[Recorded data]
____________
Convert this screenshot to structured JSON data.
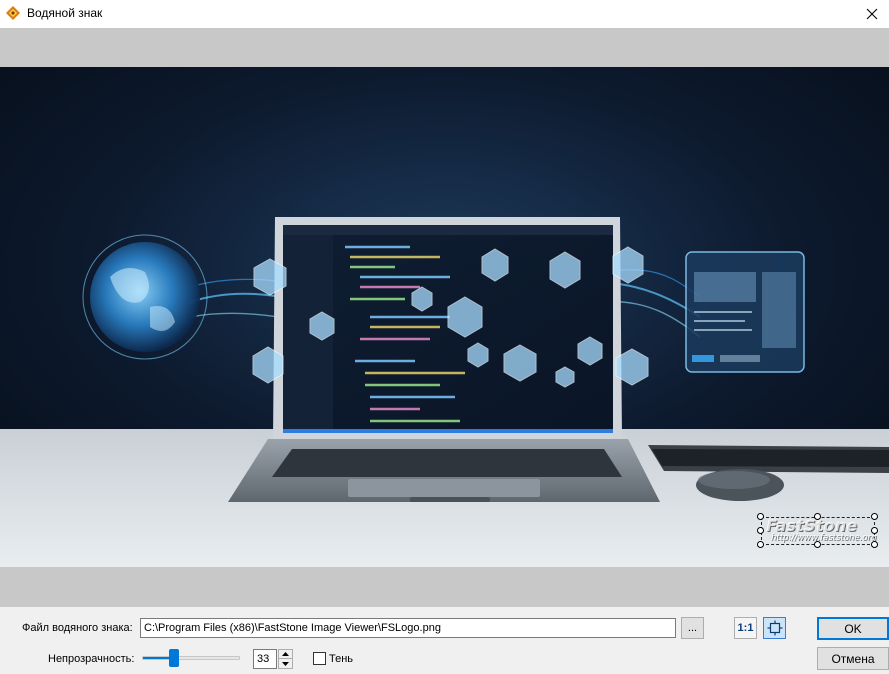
{
  "window": {
    "title": "Водяной знак",
    "icon": "faststone-app-icon",
    "close_icon": "close-icon"
  },
  "preview": {
    "image_description_icon": "laptop-code-photo",
    "watermark": {
      "logo_text": "FastStone",
      "url_text": "http://www.faststone.org"
    }
  },
  "controls": {
    "file_label": "Файл водяного знака:",
    "file_path": "C:\\Program Files (x86)\\FastStone Image Viewer\\FSLogo.png",
    "browse_label": "...",
    "actual_size_label": "1:1",
    "fit_icon": "move-fit-icon",
    "opacity_label": "Непрозрачность:",
    "opacity_value": "33",
    "opacity_fraction": 0.33,
    "shadow_label": "Тень",
    "shadow_checked": false,
    "ok_label": "OK",
    "cancel_label": "Отмена"
  },
  "colors": {
    "accent": "#0078d7",
    "preview_bg": "#c8c8c8",
    "dialog_bg": "#f0f0f0"
  }
}
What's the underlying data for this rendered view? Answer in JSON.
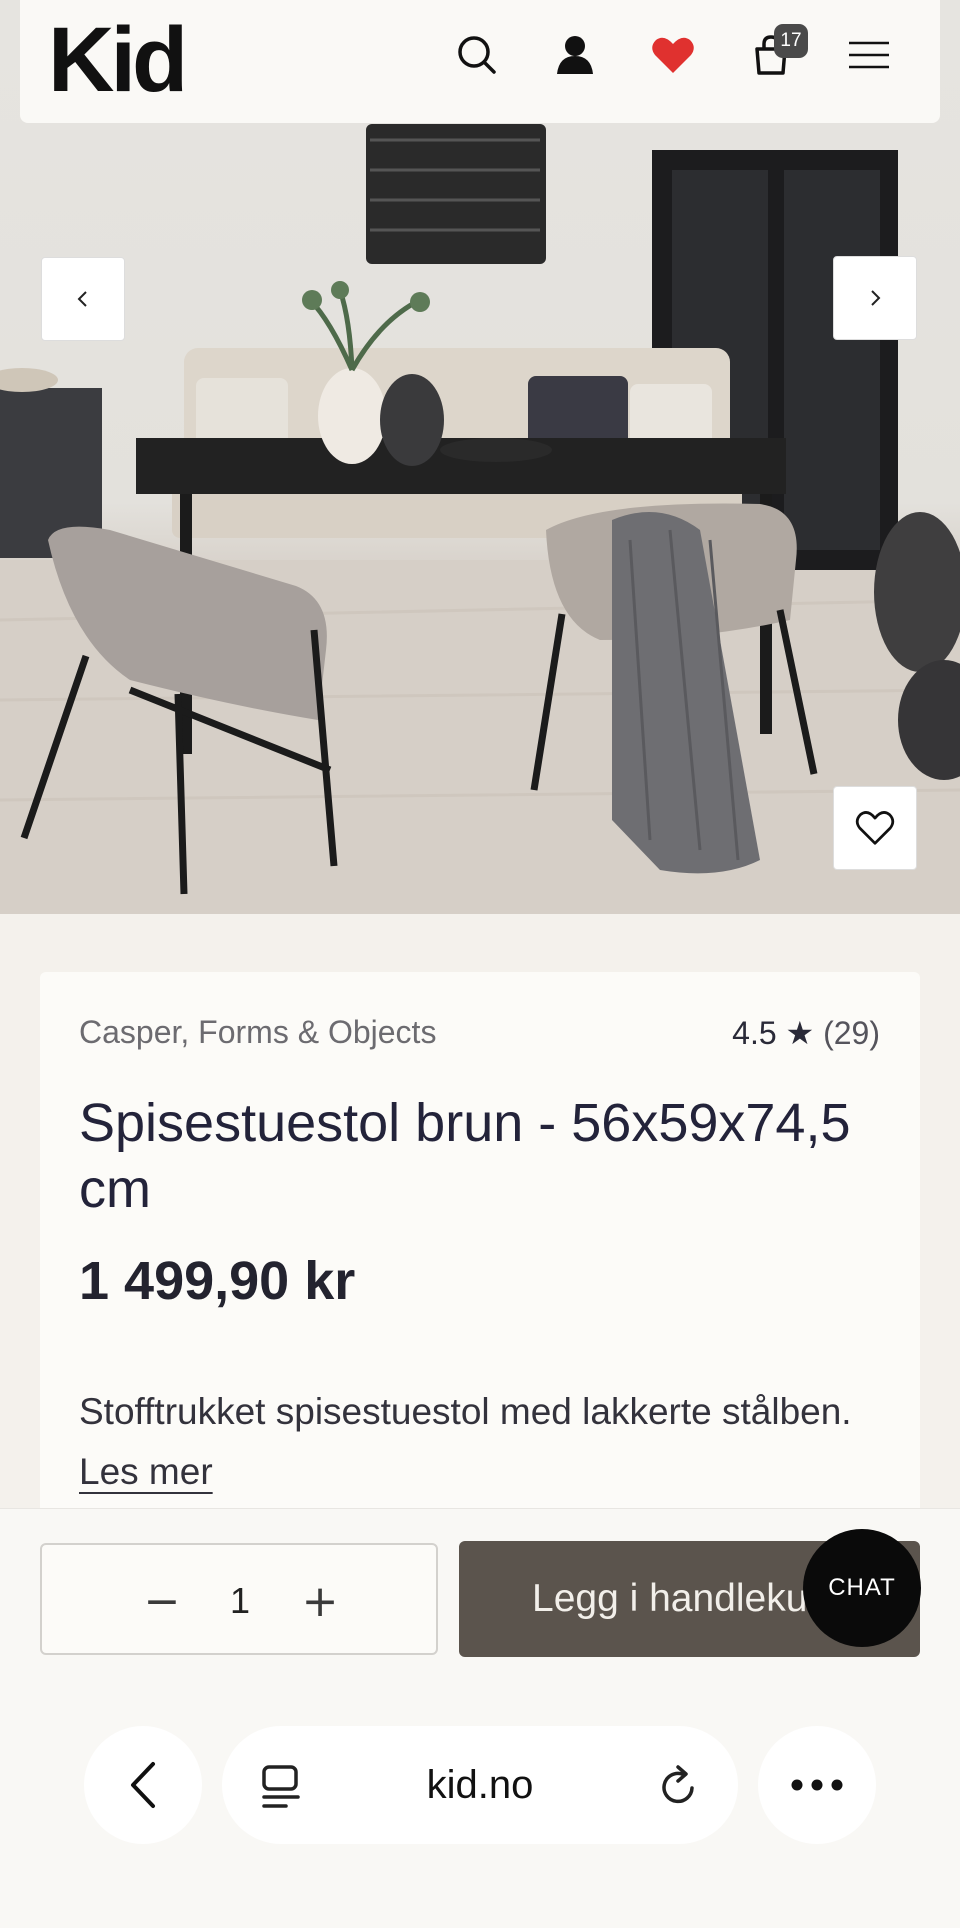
{
  "header": {
    "logo": "Kid",
    "cart_count": "17",
    "icons": [
      "search-icon",
      "user-icon",
      "heart-icon",
      "cart-icon",
      "menu-icon"
    ],
    "heart_color": "#e0312f"
  },
  "gallery": {
    "prev_icon": "chevron-left-icon",
    "next_icon": "chevron-right-icon",
    "favorite_icon": "heart-outline-icon"
  },
  "product": {
    "brand": "Casper, Forms & Objects",
    "rating": "4.5",
    "rating_star": "★",
    "rating_count": "(29)",
    "title": "Spisestuestol brun - 56x59x74,5 cm",
    "price": "1 499,90 kr",
    "description": "Stofftrukket spisestuestol med lakkerte stålben.",
    "read_more": "Les mer"
  },
  "purchase": {
    "minus": "−",
    "quantity": "1",
    "plus": "+",
    "add_to_cart": "Legg i handlekurv",
    "button_color": "#5b544d"
  },
  "chat": {
    "label": "CHAT"
  },
  "browser": {
    "url": "kid.no",
    "icons": [
      "back-icon",
      "tabs-icon",
      "reload-icon",
      "more-icon"
    ]
  }
}
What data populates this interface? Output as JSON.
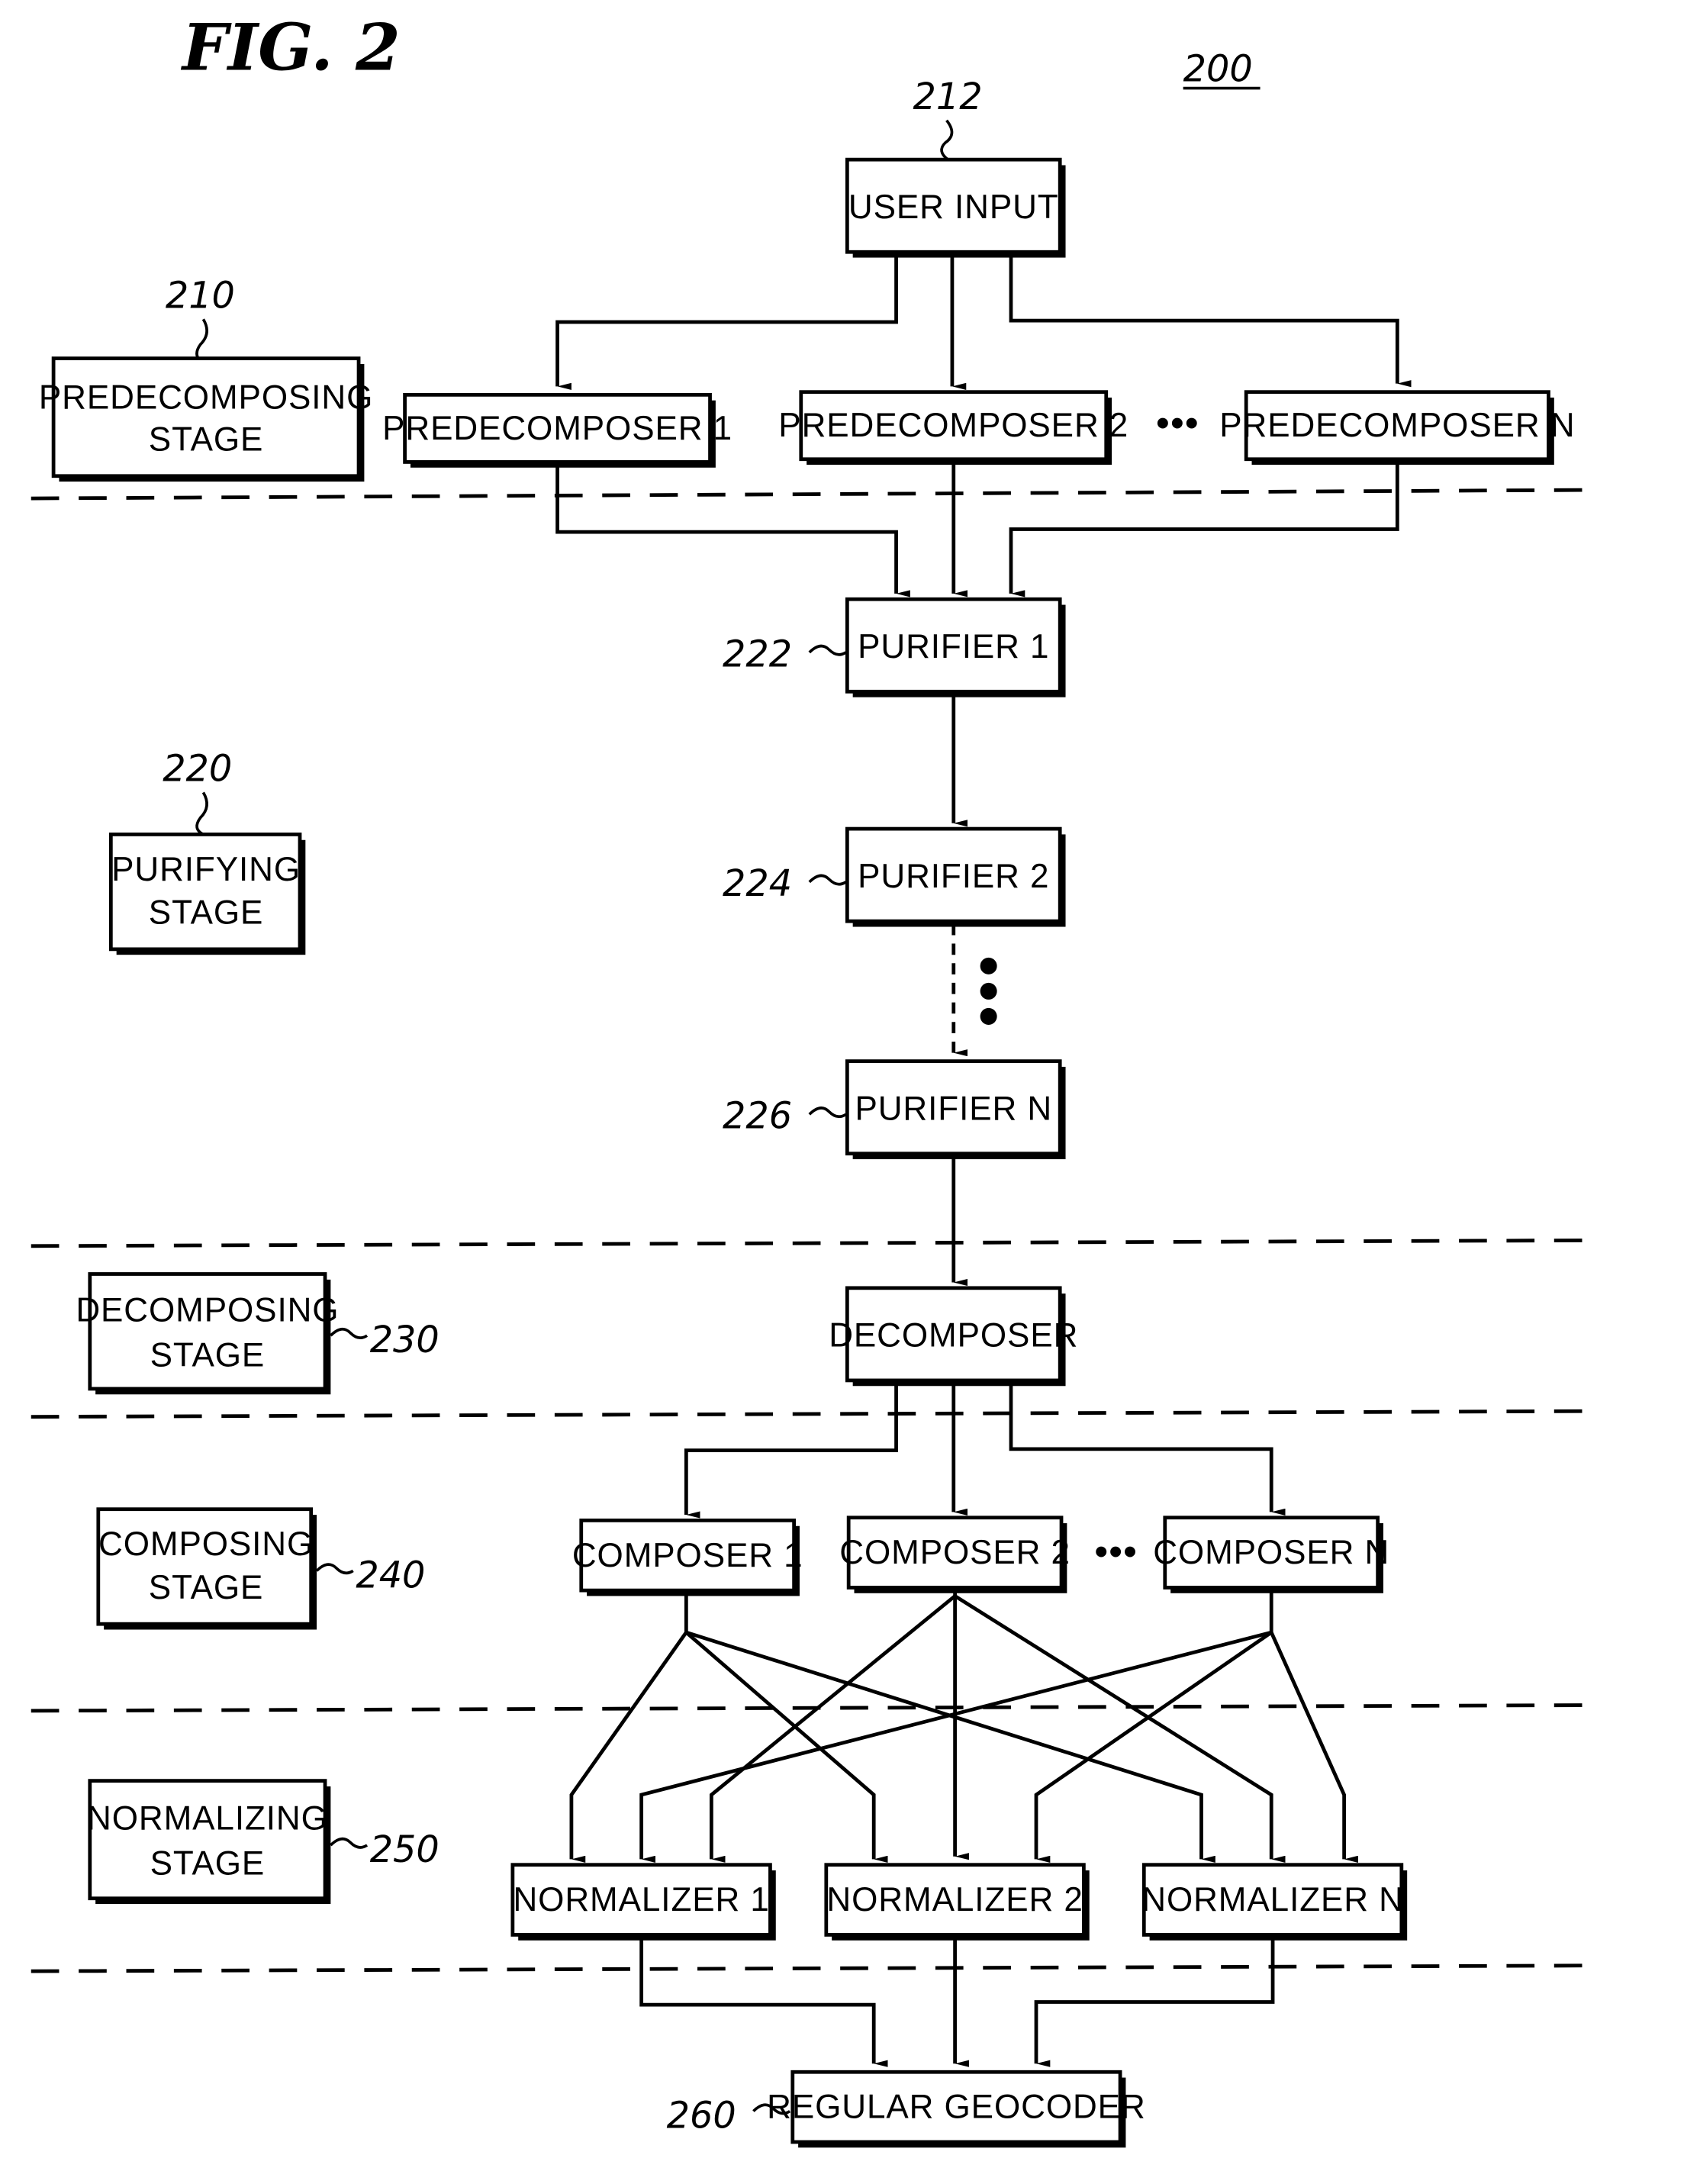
{
  "figure": {
    "title": "FIG. 2",
    "ref_number": "200"
  },
  "stages": [
    {
      "ref": "210",
      "label_lines": [
        "PREDECOMPOSING",
        "STAGE"
      ]
    },
    {
      "ref": "220",
      "label_lines": [
        "PURIFYING",
        "STAGE"
      ]
    },
    {
      "ref": "230",
      "label_lines": [
        "DECOMPOSING",
        "STAGE"
      ]
    },
    {
      "ref": "240",
      "label_lines": [
        "COMPOSING",
        "STAGE"
      ]
    },
    {
      "ref": "250",
      "label_lines": [
        "NORMALIZING",
        "STAGE"
      ]
    }
  ],
  "nodes": {
    "user_input": {
      "ref": "212",
      "label": "USER INPUT"
    },
    "predecomposers": [
      "PREDECOMPOSER 1",
      "PREDECOMPOSER 2",
      "PREDECOMPOSER N"
    ],
    "purifiers": [
      {
        "ref": "222",
        "label": "PURIFIER 1"
      },
      {
        "ref": "224",
        "label": "PURIFIER 2"
      },
      {
        "ref": "226",
        "label": "PURIFIER N"
      }
    ],
    "decomposer": {
      "label": "DECOMPOSER"
    },
    "composers": [
      "COMPOSER 1",
      "COMPOSER 2",
      "COMPOSER N"
    ],
    "normalizers": [
      "NORMALIZER 1",
      "NORMALIZER 2",
      "NORMALIZER N"
    ],
    "geocoder": {
      "ref": "260",
      "label": "REGULAR GEOCODER"
    }
  },
  "ellipsis": "•••"
}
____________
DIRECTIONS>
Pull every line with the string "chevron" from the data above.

FINISHED TASK>
    "prev_icon": "chevron-left-icon",
    "next_icon": "chevron-right-icon",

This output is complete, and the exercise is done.